Yeh Saali Zindagi is set in Delhi but somehow feels like a Bombay film. Perhaps it’s the world view of its central character Arun (Irrfan Khan) that smells like Bombay or the spirit of the film powered by director Sudhir Mishra’s own that mimics the experience of surviving that city. This is not to say that Mishra does not know his Delhi- sure he does, only he does not engage with it anymore. Not as much as he does with Bombay, in any case. The reason these conjectures about the director’s inner life are important is because his tone predominates this film. It is also the only reason to recommend it.
Yeh Saali Zindagi is a love story with another love story as its sub-plot-in-chief. Both these love stories are woven together by an intricate web of crime, corruption and chance. Mishra’s take is in how the story is served up – marinated in wryness with a hint of cynicism and insolence on the side.

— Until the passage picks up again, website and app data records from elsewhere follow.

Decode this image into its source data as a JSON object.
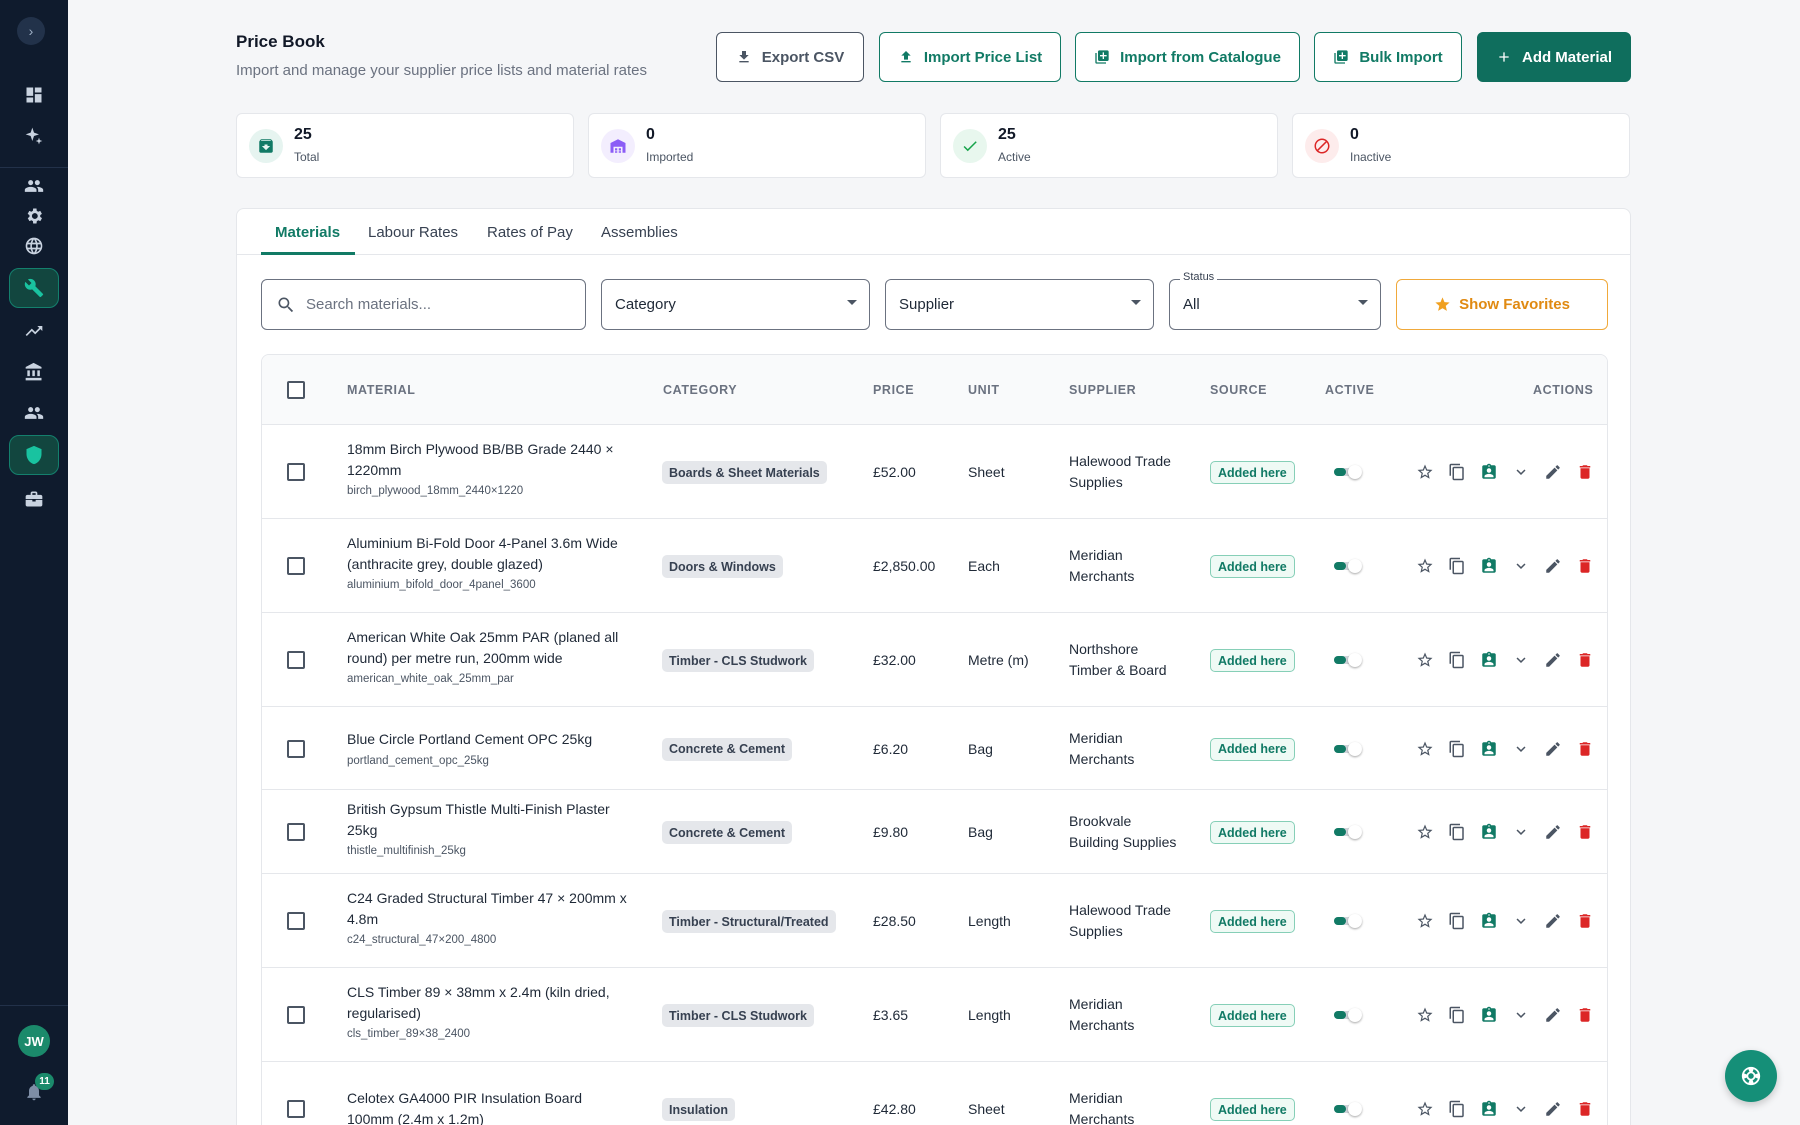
{
  "header": {
    "title": "Price Book",
    "subtitle": "Import and manage your supplier price lists and material rates",
    "buttons": {
      "export": "Export CSV",
      "import_price_list": "Import Price List",
      "import_catalogue": "Import from Catalogue",
      "bulk_import": "Bulk Import",
      "add_material": "Add Material"
    }
  },
  "stats": [
    {
      "value": "25",
      "label": "Total",
      "color": "#117a65"
    },
    {
      "value": "0",
      "label": "Imported",
      "color": "#8b5cf6"
    },
    {
      "value": "25",
      "label": "Active",
      "color": "#16a34a"
    },
    {
      "value": "0",
      "label": "Inactive",
      "color": "#dc2626"
    }
  ],
  "tabs": [
    "Materials",
    "Labour Rates",
    "Rates of Pay",
    "Assemblies"
  ],
  "filters": {
    "search_placeholder": "Search materials...",
    "category": "Category",
    "supplier": "Supplier",
    "status_label": "Status",
    "status_value": "All",
    "favorites": "Show Favorites"
  },
  "table": {
    "columns": [
      "MATERIAL",
      "CATEGORY",
      "PRICE",
      "UNIT",
      "SUPPLIER",
      "SOURCE",
      "ACTIVE",
      "ACTIONS"
    ],
    "rows": [
      {
        "name": "18mm Birch Plywood BB/BB Grade 2440 × 1220mm",
        "code": "birch_plywood_18mm_2440×1220",
        "category": "Boards & Sheet Materials",
        "price": "£52.00",
        "unit": "Sheet",
        "supplier": "Halewood Trade Supplies",
        "source": "Added here",
        "active": true
      },
      {
        "name": "Aluminium Bi-Fold Door 4-Panel 3.6m Wide (anthracite grey, double glazed)",
        "code": "aluminium_bifold_door_4panel_3600",
        "category": "Doors & Windows",
        "price": "£2,850.00",
        "unit": "Each",
        "supplier": "Meridian Merchants",
        "source": "Added here",
        "active": true
      },
      {
        "name": "American White Oak 25mm PAR (planed all round) per metre run, 200mm wide",
        "code": "american_white_oak_25mm_par",
        "category": "Timber - CLS Studwork",
        "price": "£32.00",
        "unit": "Metre (m)",
        "supplier": "Northshore Timber & Board",
        "source": "Added here",
        "active": true
      },
      {
        "name": "Blue Circle Portland Cement OPC 25kg",
        "code": "portland_cement_opc_25kg",
        "category": "Concrete & Cement",
        "price": "£6.20",
        "unit": "Bag",
        "supplier": "Meridian Merchants",
        "source": "Added here",
        "active": true
      },
      {
        "name": "British Gypsum Thistle Multi-Finish Plaster 25kg",
        "code": "thistle_multifinish_25kg",
        "category": "Concrete & Cement",
        "price": "£9.80",
        "unit": "Bag",
        "supplier": "Brookvale Building Supplies",
        "source": "Added here",
        "active": true
      },
      {
        "name": "C24 Graded Structural Timber 47 × 200mm x 4.8m",
        "code": "c24_structural_47×200_4800",
        "category": "Timber - Structural/Treated",
        "price": "£28.50",
        "unit": "Length",
        "supplier": "Halewood Trade Supplies",
        "source": "Added here",
        "active": true
      },
      {
        "name": "CLS Timber 89 × 38mm x 2.4m (kiln dried, regularised)",
        "code": "cls_timber_89×38_2400",
        "category": "Timber - CLS Studwork",
        "price": "£3.65",
        "unit": "Length",
        "supplier": "Meridian Merchants",
        "source": "Added here",
        "active": true
      },
      {
        "name": "Celotex GA4000 PIR Insulation Board 100mm (2.4m x 1.2m)",
        "code": "",
        "category": "Insulation",
        "price": "£42.80",
        "unit": "Sheet",
        "supplier": "Meridian Merchants",
        "source": "Added here",
        "active": true
      }
    ]
  },
  "user": {
    "initials": "JW",
    "notifications": "11"
  },
  "colors": {
    "accent": "#117a65",
    "sidebar": "#0f1b2d",
    "favorite": "#f0a020",
    "danger": "#dc2626"
  }
}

The film speaks to us from the depths of the crime-comedy-caper genre, but it also has a slight identity of its own – delineated by inspired casting, Khan’s delightful delivery and Mishra’s stash of quirk. It is resolutely existential in its philosophy – so much so that you can imagine it squirming at the story’s proverbial happy ending. But while the seasoning is deliciously wicked, the meat itself is forgettable.
This is nowhere close to Mishra’s proven potential. The director’s craft is not as assured as his voice. The pace of the film is frenetic. Rapid twists and turns ensure you will keep your eyes on the story instead of looking for an early exit. But rollercoaster plotting is the writerly equivalent of jerky camera angles now made infamous by Ekta Kapoor’s signature tripe on TV. Neither can compensate for inherent drama, genuine conflict and charming characters. The film’s universe is hospitable but not enthralling – the massive cast of characters is interesting but not fascinating; their quandaries are plausible but not captivating. You could indulge this film but you would not want to indulge in it. In fact the film is a template for mediocrity.
But in Bollywood, mediocrity is not a bad word. Compared to the menu on offer you might be well advised to help yourself to this one. At the heart of this complexity lies the essential dilemma of poverty – when reasonable fare is so hard to come by, you are likely to be grateful for it. But that does not mean you no longer dream of wealth; of truly gratifying sensory experiences.
Originally published in Tehelka.